This Article is From Mar 27, 2014

India abstains from vote on Sri Lanka war crimes in Geneva

India abstains from vote on Sri Lanka war crimes in Geneva

A man holds a sign during a demonstration at the UN's European headquarters in Geneva. (File photo)

Geneva: India has abstained from the vote at the United Nations session in Geneva which calls for an international investigation into alleged war crimes in the final stage of the island's civil war which ended in 2009.

The Indian envoy speaking to the council before the vote said that India felt the resolution showed "an intrusive approach that undermines national sovereignty." Sri Lankan is being accused of failing to implement adequate reconciliation measures and investigate allegations of war crimes after the end of a three-decade civil war.

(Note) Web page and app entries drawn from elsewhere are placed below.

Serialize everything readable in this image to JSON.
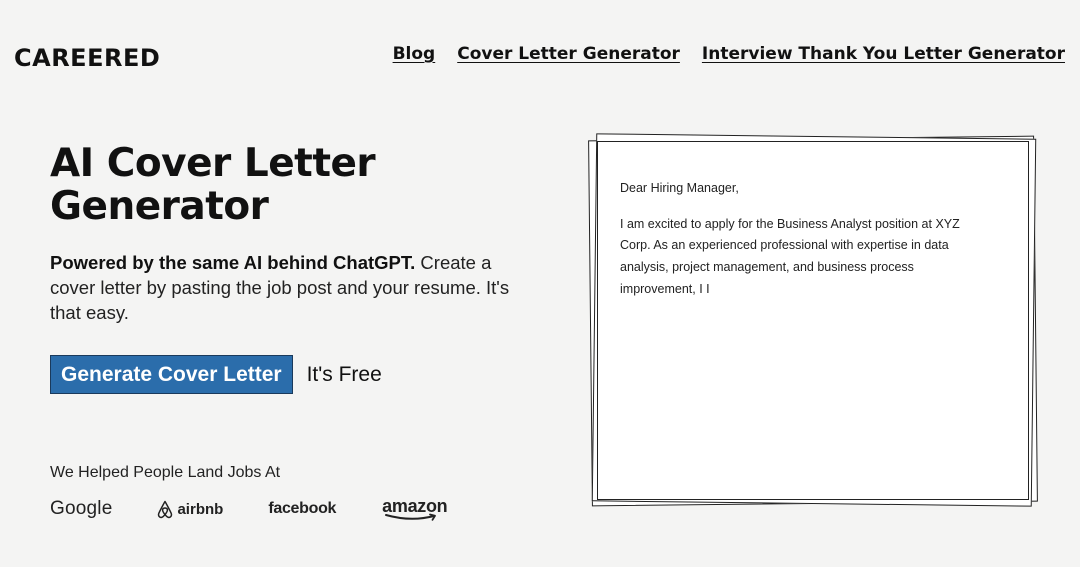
{
  "header": {
    "logo": "CAREERED",
    "nav": [
      {
        "label": "Blog"
      },
      {
        "label": "Cover Letter Generator"
      },
      {
        "label": "Interview Thank You Letter Generator"
      }
    ]
  },
  "hero": {
    "title": "AI Cover Letter Generator",
    "description_bold": "Powered by the same AI behind ChatGPT.",
    "description_rest": " Create a cover letter by pasting the job post and your resume. It's that easy.",
    "cta_label": "Generate Cover Letter",
    "free_label": "It's Free"
  },
  "social_proof": {
    "heading": "We Helped People Land Jobs At",
    "companies": [
      {
        "name": "Google",
        "icon": "google-logo"
      },
      {
        "name": "airbnb",
        "icon": "airbnb-logo"
      },
      {
        "name": "facebook",
        "icon": "facebook-logo"
      },
      {
        "name": "amazon",
        "icon": "amazon-logo"
      }
    ]
  },
  "letter_preview": {
    "greeting": "Dear Hiring Manager,",
    "body": "I am excited to apply for the Business Analyst position at XYZ Corp. As an experienced professional with expertise in data analysis, project management, and business process improvement, I I"
  },
  "colors": {
    "background": "#f4f4f3",
    "cta_background": "#2b6dab",
    "cta_border": "#1a3a5c",
    "text": "#111111"
  }
}
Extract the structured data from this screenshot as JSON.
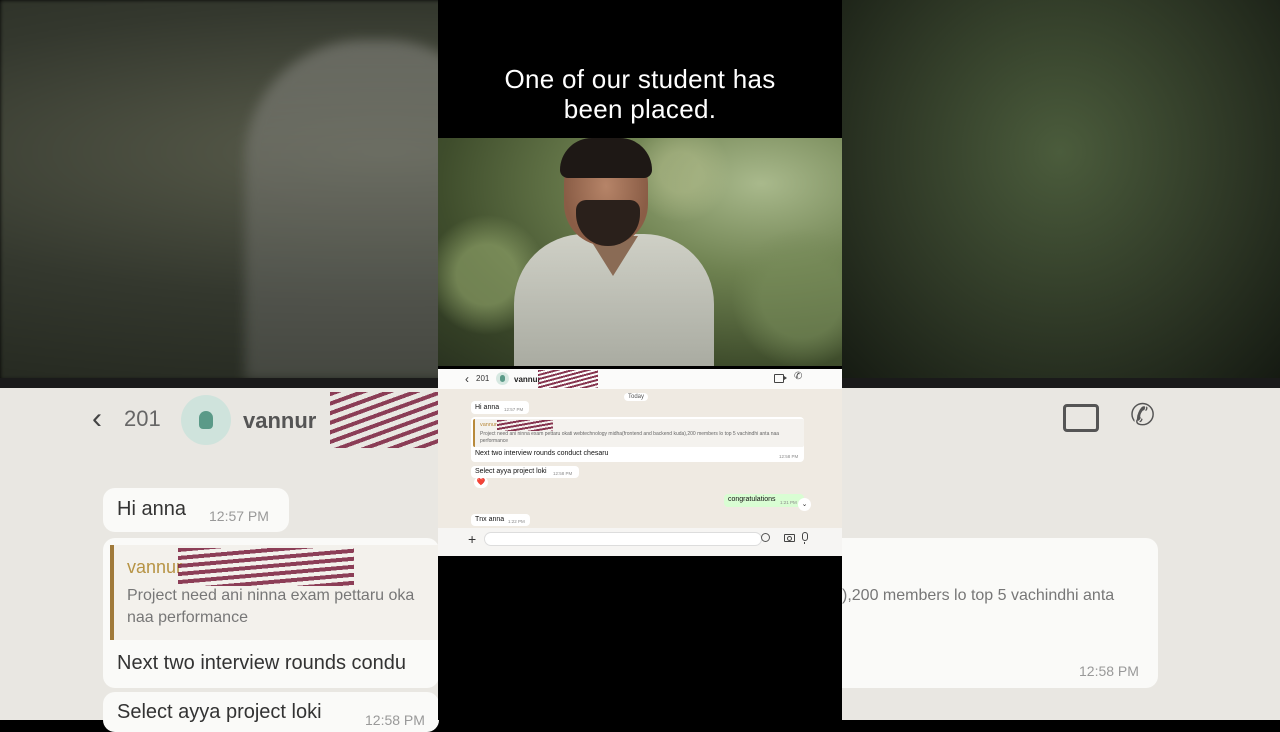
{
  "caption": {
    "line1": "One of our student has",
    "line2": "been placed."
  },
  "chat": {
    "back_count": "201",
    "contact_name": "vannur",
    "date_divider": "Today",
    "messages": [
      {
        "text": "Hi anna",
        "time": "12:57 PM",
        "direction": "incoming"
      },
      {
        "quote_author": "vannur",
        "quote_text": "Project need ani ninna exam pettaru okati webtechnology midha(frontend and backend kuda),200 members lo top 5 vachindhi anta naa performance",
        "text": "Next two interview rounds conduct chesaru",
        "time": "12:58 PM",
        "direction": "incoming"
      },
      {
        "text": "Select ayya project loki",
        "time": "12:58 PM",
        "direction": "incoming",
        "reaction": "❤️"
      },
      {
        "text": "congratulations",
        "time": "1:21 PM",
        "direction": "outgoing"
      },
      {
        "text": "Tnx anna",
        "time": "1:22 PM",
        "direction": "incoming"
      }
    ]
  },
  "background": {
    "back_count": "201",
    "contact_name": "vannur",
    "msg1": "Hi anna",
    "msg1_time": "12:57 PM",
    "quote_author": "vannur",
    "quote_left": "Project need ani ninna exam pettaru oka",
    "quote_left_2": "naa performance",
    "quote_right": "),200 members lo top 5 vachindhi anta",
    "msg2_partial": "Next two interview rounds condu",
    "msg2_time": "12:58 PM",
    "msg3_partial": "Select ayya project loki",
    "msg3_time": "12:58 PM"
  },
  "colors": {
    "outgoing_bubble": "#d9fdd3",
    "quote_accent": "#b88a3c",
    "chat_bg": "#efeae2"
  },
  "icons": [
    "back-chevron-icon",
    "contact-avatar-icon",
    "video-call-icon",
    "phone-call-icon",
    "plus-icon",
    "sticker-icon",
    "camera-icon",
    "mic-icon",
    "scroll-down-icon"
  ]
}
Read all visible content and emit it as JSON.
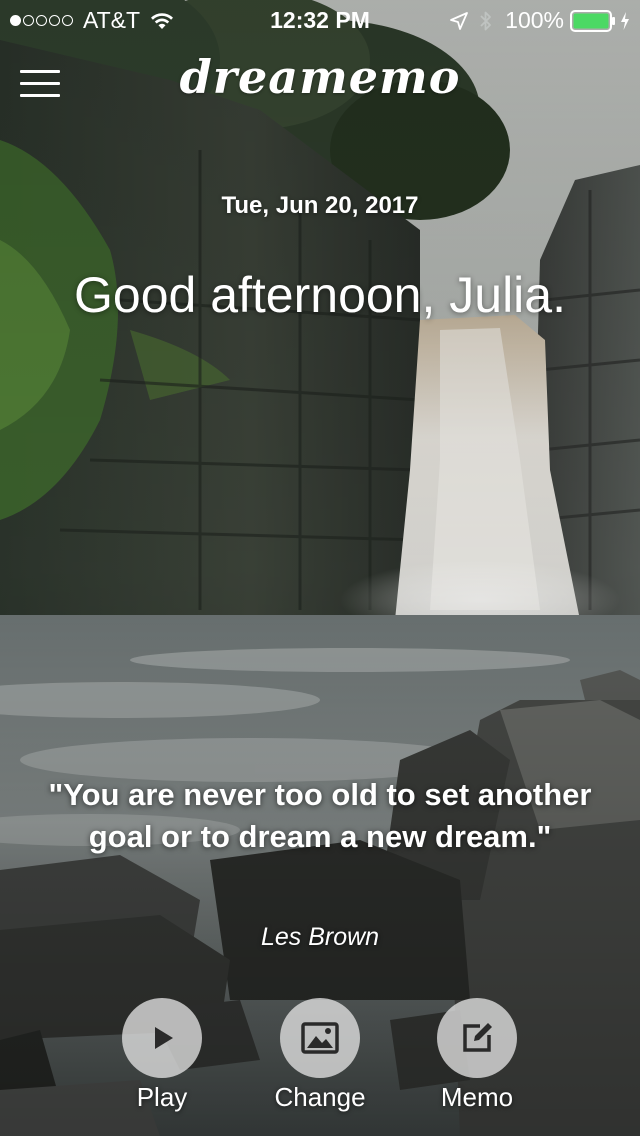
{
  "status_bar": {
    "carrier": "AT&T",
    "signal_bars_filled": 1,
    "signal_bars_total": 5,
    "time": "12:32 PM",
    "battery_percent": "100%",
    "battery_color": "#4cd964"
  },
  "header": {
    "app_name": "dreamemo",
    "menu_icon": "hamburger-menu-icon"
  },
  "main": {
    "date": "Tue, Jun 20, 2017",
    "greeting": "Good afternoon, Julia."
  },
  "quote": {
    "text": "\"You are never too old to set another goal or to dream a new dream.\"",
    "author": "Les Brown"
  },
  "actions": [
    {
      "label": "Play",
      "icon": "play-icon"
    },
    {
      "label": "Change",
      "icon": "image-icon"
    },
    {
      "label": "Memo",
      "icon": "edit-icon"
    }
  ],
  "background": {
    "description_icon": "waterfall-photo"
  }
}
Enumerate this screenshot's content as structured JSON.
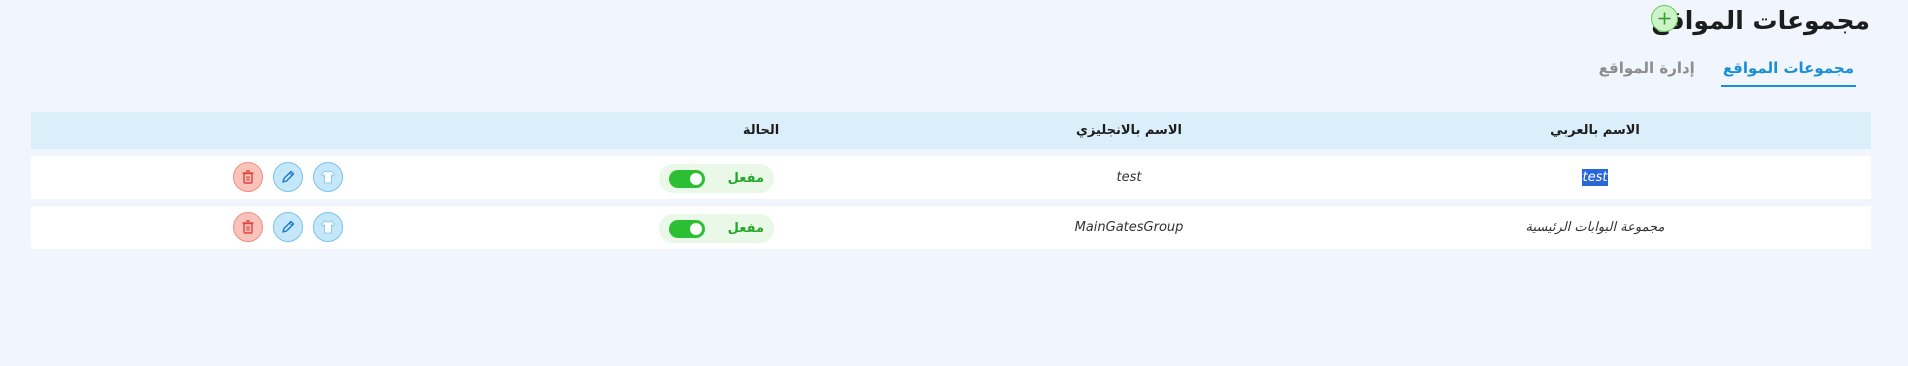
{
  "header": {
    "title": "مجموعات المواقع",
    "add_icon": "plus-icon"
  },
  "tabs": [
    {
      "label": "إدارة المواقع",
      "active": false
    },
    {
      "label": "مجموعات المواقع",
      "active": true
    }
  ],
  "table": {
    "columns": {
      "arabic_name": "الاسم بالعربي",
      "english_name": "الاسم بالانجليزي",
      "status": "الحالة"
    },
    "rows": [
      {
        "arabic_name": "test",
        "english_name": "test",
        "status": "مفعل",
        "enabled": true
      },
      {
        "arabic_name": "مجموعة البوابات الرئيسية",
        "english_name": "MainGatesGroup",
        "status": "مفعل",
        "enabled": true
      }
    ],
    "actions": [
      "view-icon",
      "edit-icon",
      "delete-icon"
    ]
  },
  "colors": {
    "accent": "#1a8fd6",
    "enabled_green": "#2cbf33",
    "delete_red": "#ee8d80",
    "header_bg": "#dbeffb",
    "page_bg": "#f1f5fd"
  }
}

Speaking to NDTV, the Indian envoy Dilip Sinha said India does not support the operative para 10 OF the resolution which asks for an international inquiry but encourages Sri Lanka to implement the recommendations of an internal inquiry's report and findings.

The resolution adopted today was rejected by Colombo.

The UN resolution, which is the third consecutive one faced by Sri Lanka, is led by the US. The issue of whether and to what extent Tamils in Sri Lanka were persecuted by the Sinhalese majority is an emotive one in Tamil Nadu. Last year, the Prime Minister lost the DMK, a crucial member of his minority government, which said New Delhi had failed to take a strong stand against Sri Lanka. (DMK quits UPA over Sri Lanka)

With the national election due in weeks, the Congress-led government has been evaluating the potential consequences of abstaining from the vote in Geneva.

After a quarter-century of fighting, the government crushed the Tamil Tiger rebels who said they faced discrimination from the Sinhalese majority. A UN report found that as many as 40,000 people may have been killed in the final phase of the civil war, but the government disputes that figure.

The Sri Lankan government has stressed that it was "grossly unfair" to investigate only the last phase of the war and constantly called for a comprehensive investigation during the whole three decades of war if an international inquiry was to be conducted.